They usually require their customers to properly identify themselves, and then transfer and deposit their money or their crypto-currencies to the exchange. Then they allow each customer with a positive balance, to place an offer to buy or sell a certain amount of another crypto-currency for a certain price of their choice and up to the available funds or bitcoins or crypto-coins of the customer. As a result, the exchange will have a live list of offers to buy and sell between pairs, like BTC/USD or ETH/BTC (for ethereum to bitcoin trades).

Exchanges maintain the list of offers and execute two opposite offers/orders against each other whenever the price tags match. They also usually keep their list of offers open to their customers and sometimes even to the public.

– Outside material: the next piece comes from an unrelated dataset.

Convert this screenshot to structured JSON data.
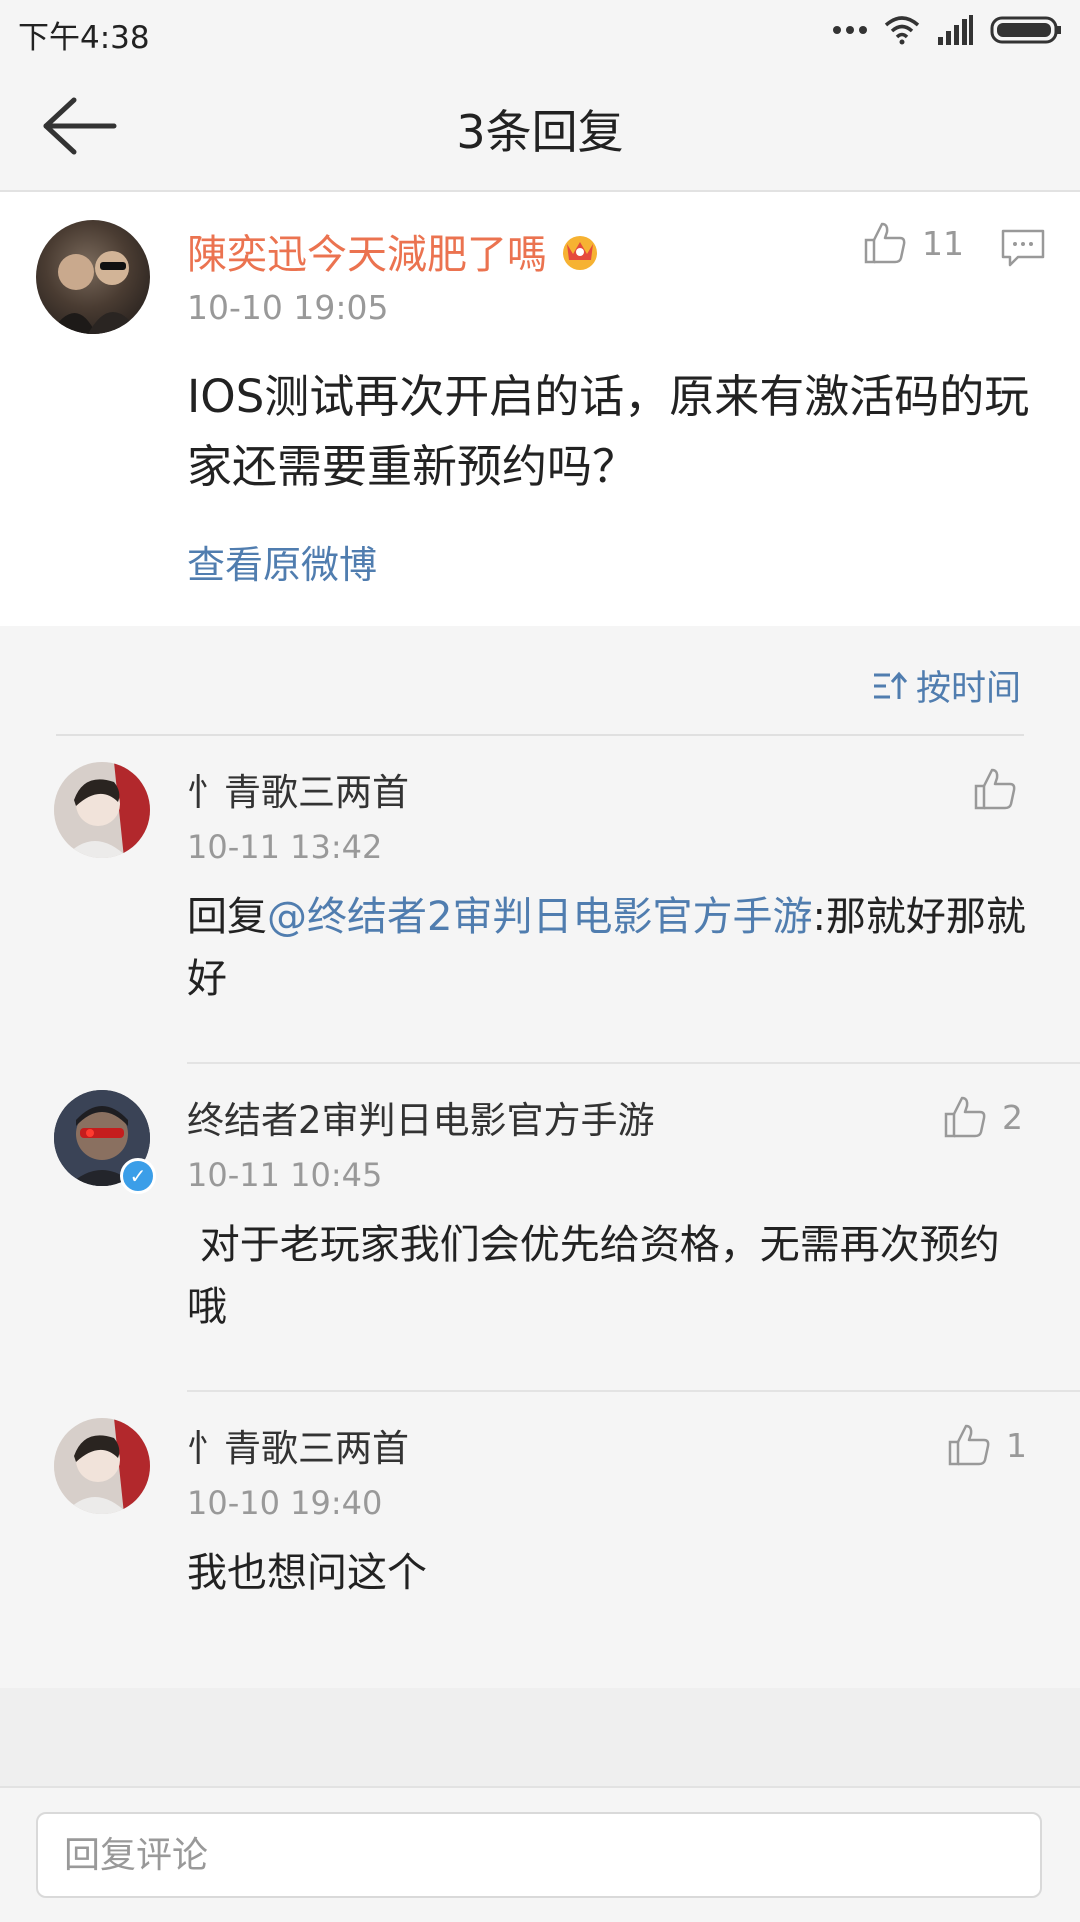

For example, if I transfer 1 BTC to an exchange, I can open a sell offer to sell up to 1 BTC for any price I want. Now if I open a BTC sell order for $10000/BTC while every other offer is for $10005+, I'd be on the top of the list of sellers. And if at the same time you open a buy order for $9999/BTC while all other offers are for less than $9995 per BTC, even though your offer would be on tp of the buyers list, nothing will happen until either of us change our mind to match the price of th other one. In this case, lets assume that you'd see the list of sell offers and realize that with adding only one dollar to your offer, it would match my offer. And lets assume, you'd do it. Then the following steps will happen:

  1. The exchange will remove your offer and my offer from the list of offer and instead a transaction will be created for $10000/BTC and a volume of 1 BTC
  2. $10000 will be deducted from your deposits in the exchange and will be added to my deposits
  3. 1 BTC will be deducted from my deposits and will be added to your deposits in the exchange
  4. Depending on the rules of the exchange, one of us or both of us will pay a transaction fee to the exchange. The fee usually gets deducted from the deposited BTC or FIAT.
  5. The current price of bitcoin will be announced as $10000/BTC in the exchange
  6. ... and finally, if we have used a big exchange, many sellers and websites will adjust their BTC prices based on the price of our trade as the last trade, or an average of the last couple of trades of one or more exchange.

Once you are satisfied with the status of your account, you'd be able to close all offers/orders and withdraw the balance on your account, like your bitcoins and remaining money to your bitcoin wallet and bank account.

Remember that the before withdrawal of your bitcoins, they would be remained in the wallet of the exchange. And the exchange transaction fee of exchange has nothing to do with the transaction fees of the bitcoin network. You'd have to pay the bitcoin transaction fees when you deposit or withdraw your bitcoins to and from the exchange. Most exchanges have some other fees for different methods of deposit and withdrawal.

And one last note: Always research the reputation and all rules and policies of the exchange before even opening an account.

Your Answer

By clicking “Post Your Answer”, you agree to our terms of service and acknowledge you have read our privacy policy.

Not the answer you're looking for? Browse other questions tagged or ask your own question.